__What you will do__: In the records below, find the lines that include the string "조기환급신고" and report how many there are, nothing else.

__Data__:

▼▼▼

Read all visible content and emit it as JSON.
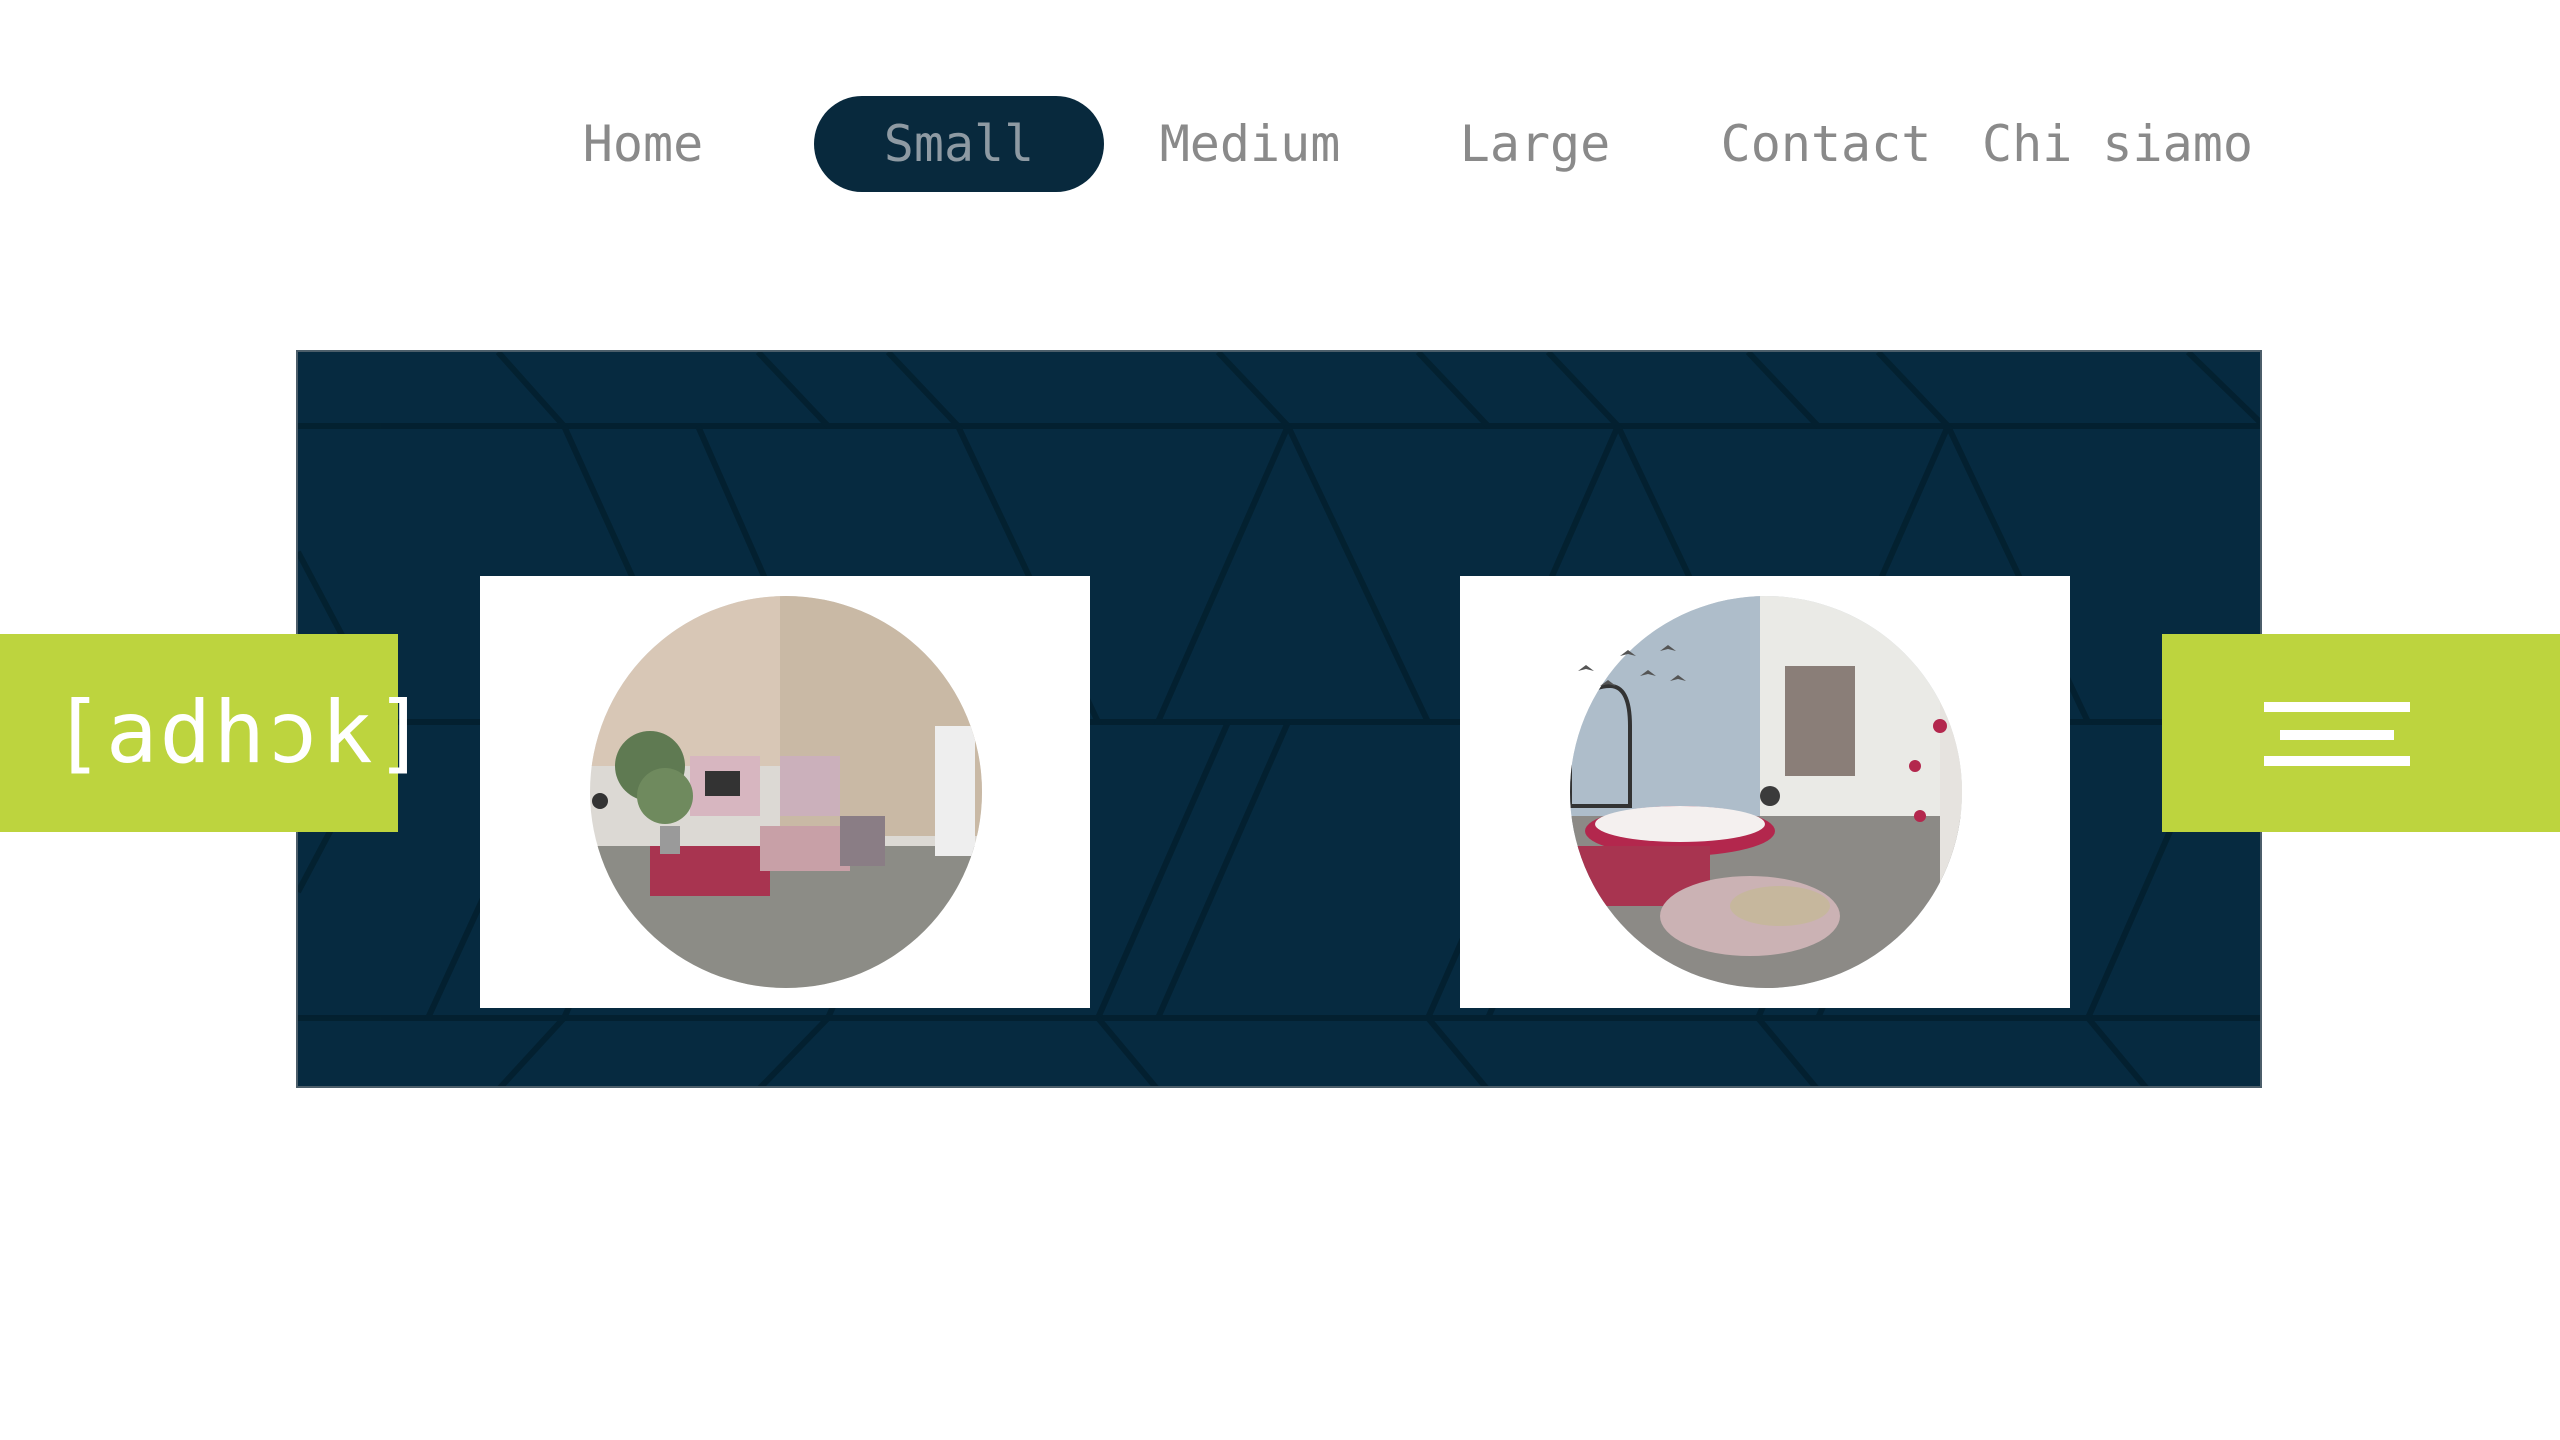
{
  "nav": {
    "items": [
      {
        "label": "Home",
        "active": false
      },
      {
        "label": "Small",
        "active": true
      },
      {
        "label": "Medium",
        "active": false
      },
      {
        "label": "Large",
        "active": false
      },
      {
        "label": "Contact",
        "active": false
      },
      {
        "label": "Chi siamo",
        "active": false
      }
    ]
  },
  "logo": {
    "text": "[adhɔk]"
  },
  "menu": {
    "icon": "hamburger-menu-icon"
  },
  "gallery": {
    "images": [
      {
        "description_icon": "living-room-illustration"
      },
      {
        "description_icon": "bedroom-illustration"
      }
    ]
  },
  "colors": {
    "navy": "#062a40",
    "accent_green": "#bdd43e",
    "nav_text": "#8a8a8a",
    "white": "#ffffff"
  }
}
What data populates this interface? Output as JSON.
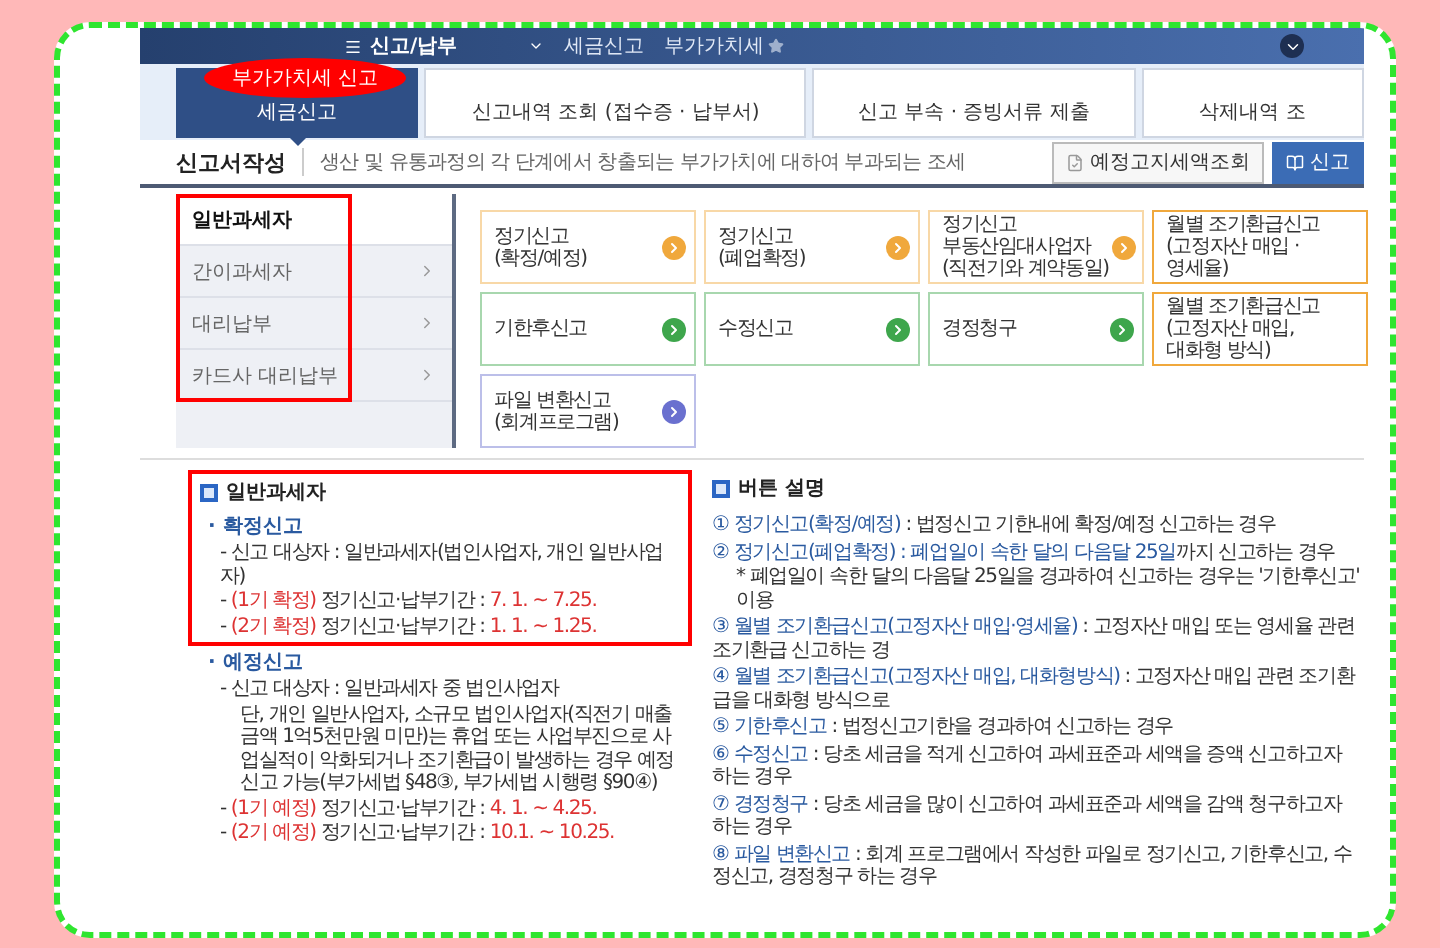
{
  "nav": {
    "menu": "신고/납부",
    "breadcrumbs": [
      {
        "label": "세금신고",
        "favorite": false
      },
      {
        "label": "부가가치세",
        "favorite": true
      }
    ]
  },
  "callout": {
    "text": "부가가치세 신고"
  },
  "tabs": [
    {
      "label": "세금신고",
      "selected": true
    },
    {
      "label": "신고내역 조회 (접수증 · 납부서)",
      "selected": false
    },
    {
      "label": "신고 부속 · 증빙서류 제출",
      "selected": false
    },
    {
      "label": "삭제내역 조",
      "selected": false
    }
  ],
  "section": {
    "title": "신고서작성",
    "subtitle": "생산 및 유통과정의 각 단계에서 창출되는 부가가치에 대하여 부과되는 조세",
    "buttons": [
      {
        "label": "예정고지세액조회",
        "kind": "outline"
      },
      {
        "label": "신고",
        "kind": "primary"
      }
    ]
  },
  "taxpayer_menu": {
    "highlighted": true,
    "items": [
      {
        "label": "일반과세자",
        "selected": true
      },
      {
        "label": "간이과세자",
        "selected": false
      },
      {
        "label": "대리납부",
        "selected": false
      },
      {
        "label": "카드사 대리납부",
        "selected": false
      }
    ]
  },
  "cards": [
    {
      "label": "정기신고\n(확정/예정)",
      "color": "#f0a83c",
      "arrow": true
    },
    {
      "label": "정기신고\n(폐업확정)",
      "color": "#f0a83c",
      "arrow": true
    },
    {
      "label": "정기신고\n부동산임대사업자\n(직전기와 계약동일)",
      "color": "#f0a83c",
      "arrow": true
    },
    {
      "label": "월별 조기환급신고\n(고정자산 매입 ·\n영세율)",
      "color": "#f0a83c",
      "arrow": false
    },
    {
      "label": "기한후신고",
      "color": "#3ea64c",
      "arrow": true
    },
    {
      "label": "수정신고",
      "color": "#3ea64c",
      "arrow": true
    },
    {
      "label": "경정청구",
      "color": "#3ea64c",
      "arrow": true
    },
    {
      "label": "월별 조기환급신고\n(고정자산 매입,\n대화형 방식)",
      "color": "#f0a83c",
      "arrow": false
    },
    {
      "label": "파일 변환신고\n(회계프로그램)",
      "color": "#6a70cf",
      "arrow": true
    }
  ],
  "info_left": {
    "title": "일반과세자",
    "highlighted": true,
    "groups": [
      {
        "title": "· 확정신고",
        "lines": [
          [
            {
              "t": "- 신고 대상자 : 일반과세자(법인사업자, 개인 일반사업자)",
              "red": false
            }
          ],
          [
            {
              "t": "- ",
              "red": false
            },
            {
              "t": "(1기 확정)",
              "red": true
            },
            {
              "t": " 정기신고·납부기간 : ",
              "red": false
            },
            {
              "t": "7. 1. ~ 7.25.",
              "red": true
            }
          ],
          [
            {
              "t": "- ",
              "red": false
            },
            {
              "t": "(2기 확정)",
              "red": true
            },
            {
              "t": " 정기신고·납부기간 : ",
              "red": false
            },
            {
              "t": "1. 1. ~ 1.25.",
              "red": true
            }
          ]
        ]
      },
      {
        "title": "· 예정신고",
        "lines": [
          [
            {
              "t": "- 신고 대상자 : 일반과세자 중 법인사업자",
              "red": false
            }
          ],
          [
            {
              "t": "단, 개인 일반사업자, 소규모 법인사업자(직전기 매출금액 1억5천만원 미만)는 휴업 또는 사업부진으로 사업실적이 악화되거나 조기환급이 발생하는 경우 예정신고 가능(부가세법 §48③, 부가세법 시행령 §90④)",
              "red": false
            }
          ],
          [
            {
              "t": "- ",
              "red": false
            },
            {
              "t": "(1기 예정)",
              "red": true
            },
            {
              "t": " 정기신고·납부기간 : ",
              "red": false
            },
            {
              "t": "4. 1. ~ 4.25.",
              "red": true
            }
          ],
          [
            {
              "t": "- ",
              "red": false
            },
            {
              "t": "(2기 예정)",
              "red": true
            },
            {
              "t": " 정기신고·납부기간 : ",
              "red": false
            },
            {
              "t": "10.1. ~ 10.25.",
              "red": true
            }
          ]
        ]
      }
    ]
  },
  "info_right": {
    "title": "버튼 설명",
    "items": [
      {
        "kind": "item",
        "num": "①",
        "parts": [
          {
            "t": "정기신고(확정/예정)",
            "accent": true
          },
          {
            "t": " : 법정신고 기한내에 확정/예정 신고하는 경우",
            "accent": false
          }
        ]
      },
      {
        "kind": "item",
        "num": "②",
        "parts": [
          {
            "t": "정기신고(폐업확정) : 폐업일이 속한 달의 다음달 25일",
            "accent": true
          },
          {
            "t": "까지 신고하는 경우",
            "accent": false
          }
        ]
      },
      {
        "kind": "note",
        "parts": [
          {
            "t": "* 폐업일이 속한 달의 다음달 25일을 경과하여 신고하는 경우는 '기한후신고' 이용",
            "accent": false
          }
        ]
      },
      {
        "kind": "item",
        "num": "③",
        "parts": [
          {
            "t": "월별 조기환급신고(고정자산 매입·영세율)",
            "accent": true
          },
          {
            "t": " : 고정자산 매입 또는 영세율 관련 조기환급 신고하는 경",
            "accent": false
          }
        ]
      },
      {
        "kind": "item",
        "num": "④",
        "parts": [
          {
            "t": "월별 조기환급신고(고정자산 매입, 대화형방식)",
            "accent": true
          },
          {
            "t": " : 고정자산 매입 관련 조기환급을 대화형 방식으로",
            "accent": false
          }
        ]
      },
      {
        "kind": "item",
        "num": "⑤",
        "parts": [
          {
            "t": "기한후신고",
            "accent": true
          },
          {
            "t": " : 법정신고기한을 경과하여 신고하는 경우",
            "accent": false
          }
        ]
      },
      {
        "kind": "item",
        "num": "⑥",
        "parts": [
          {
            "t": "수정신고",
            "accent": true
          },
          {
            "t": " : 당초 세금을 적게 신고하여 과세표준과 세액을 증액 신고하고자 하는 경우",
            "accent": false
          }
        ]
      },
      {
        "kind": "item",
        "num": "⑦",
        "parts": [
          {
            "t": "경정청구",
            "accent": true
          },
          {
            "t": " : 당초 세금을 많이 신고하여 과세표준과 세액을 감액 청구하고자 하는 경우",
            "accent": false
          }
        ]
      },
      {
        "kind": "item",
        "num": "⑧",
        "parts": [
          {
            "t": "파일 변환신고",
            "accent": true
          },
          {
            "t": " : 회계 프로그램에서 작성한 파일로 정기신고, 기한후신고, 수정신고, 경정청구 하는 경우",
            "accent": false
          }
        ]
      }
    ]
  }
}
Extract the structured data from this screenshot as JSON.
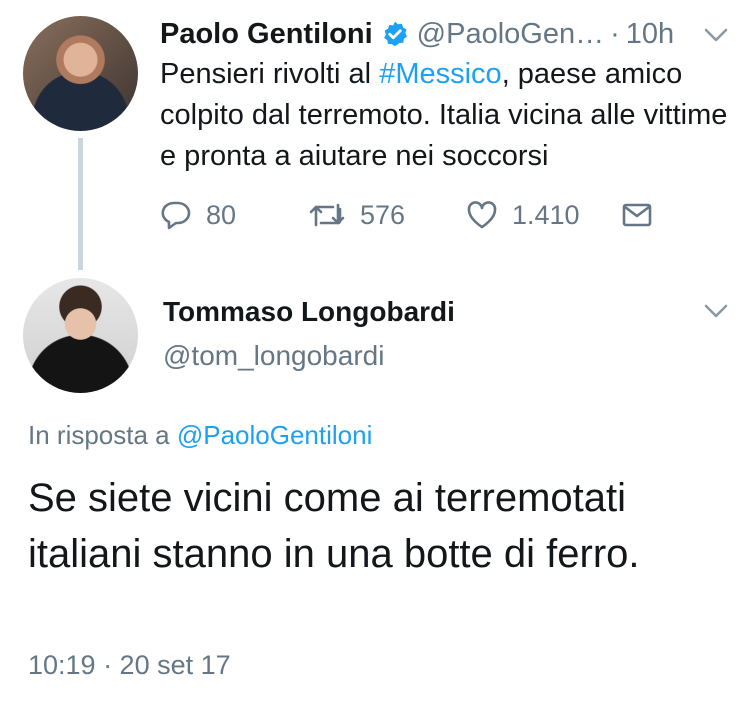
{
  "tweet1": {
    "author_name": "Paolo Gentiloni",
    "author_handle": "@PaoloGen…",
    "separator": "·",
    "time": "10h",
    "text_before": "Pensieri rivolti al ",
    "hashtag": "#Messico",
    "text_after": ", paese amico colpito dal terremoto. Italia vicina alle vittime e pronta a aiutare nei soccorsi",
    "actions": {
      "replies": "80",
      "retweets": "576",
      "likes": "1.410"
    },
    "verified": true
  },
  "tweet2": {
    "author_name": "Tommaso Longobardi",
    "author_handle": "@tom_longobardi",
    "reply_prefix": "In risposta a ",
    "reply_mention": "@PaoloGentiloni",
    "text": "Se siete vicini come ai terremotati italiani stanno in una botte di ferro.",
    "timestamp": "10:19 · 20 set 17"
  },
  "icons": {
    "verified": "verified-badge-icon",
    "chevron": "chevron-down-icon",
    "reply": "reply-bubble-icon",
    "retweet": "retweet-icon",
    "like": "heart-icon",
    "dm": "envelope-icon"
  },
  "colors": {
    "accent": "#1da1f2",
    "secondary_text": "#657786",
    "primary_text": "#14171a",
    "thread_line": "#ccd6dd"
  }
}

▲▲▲

__Worked solution__: 4